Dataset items
Content starts

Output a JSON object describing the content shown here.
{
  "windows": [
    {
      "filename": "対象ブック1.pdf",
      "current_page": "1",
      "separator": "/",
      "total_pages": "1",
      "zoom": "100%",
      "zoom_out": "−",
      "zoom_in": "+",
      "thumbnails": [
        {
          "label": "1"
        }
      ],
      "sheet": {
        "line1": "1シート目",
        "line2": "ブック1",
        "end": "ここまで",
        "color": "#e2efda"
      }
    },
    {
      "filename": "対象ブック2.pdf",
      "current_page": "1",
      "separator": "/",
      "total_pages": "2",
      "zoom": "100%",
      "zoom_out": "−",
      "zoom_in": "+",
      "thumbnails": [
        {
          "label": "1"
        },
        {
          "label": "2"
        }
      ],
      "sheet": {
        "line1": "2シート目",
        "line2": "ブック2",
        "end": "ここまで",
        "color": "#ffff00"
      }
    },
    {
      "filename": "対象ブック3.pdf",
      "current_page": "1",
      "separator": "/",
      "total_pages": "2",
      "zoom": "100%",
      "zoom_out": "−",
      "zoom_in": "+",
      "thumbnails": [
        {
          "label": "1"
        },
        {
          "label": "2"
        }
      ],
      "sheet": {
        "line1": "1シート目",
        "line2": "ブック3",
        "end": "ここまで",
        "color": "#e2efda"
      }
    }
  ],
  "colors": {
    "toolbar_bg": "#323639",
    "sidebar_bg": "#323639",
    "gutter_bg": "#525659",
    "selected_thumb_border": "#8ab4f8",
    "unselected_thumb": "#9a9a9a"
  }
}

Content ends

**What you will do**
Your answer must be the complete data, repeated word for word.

**Answer box**
Output a JSON object describing the content shown here.
{
  "windows": [
    {
      "filename": "対象ブック1.pdf",
      "current_page": "1",
      "separator": "/",
      "total_pages": "1",
      "zoom": "100%",
      "zoom_out": "−",
      "zoom_in": "+",
      "thumbnails": [
        {
          "label": "1"
        }
      ],
      "sheet": {
        "line1": "1シート目",
        "line2": "ブック1",
        "end": "ここまで",
        "color": "#e2efda"
      }
    },
    {
      "filename": "対象ブック2.pdf",
      "current_page": "1",
      "separator": "/",
      "total_pages": "2",
      "zoom": "100%",
      "zoom_out": "−",
      "zoom_in": "+",
      "thumbnails": [
        {
          "label": "1"
        },
        {
          "label": "2"
        }
      ],
      "sheet": {
        "line1": "2シート目",
        "line2": "ブック2",
        "end": "ここまで",
        "color": "#ffff00"
      }
    },
    {
      "filename": "対象ブック3.pdf",
      "current_page": "1",
      "separator": "/",
      "total_pages": "2",
      "zoom": "100%",
      "zoom_out": "−",
      "zoom_in": "+",
      "thumbnails": [
        {
          "label": "1"
        },
        {
          "label": "2"
        }
      ],
      "sheet": {
        "line1": "1シート目",
        "line2": "ブック3",
        "end": "ここまで",
        "color": "#e2efda"
      }
    }
  ],
  "colors": {
    "toolbar_bg": "#323639",
    "sidebar_bg": "#323639",
    "gutter_bg": "#525659",
    "selected_thumb_border": "#8ab4f8",
    "unselected_thumb": "#9a9a9a"
  }
}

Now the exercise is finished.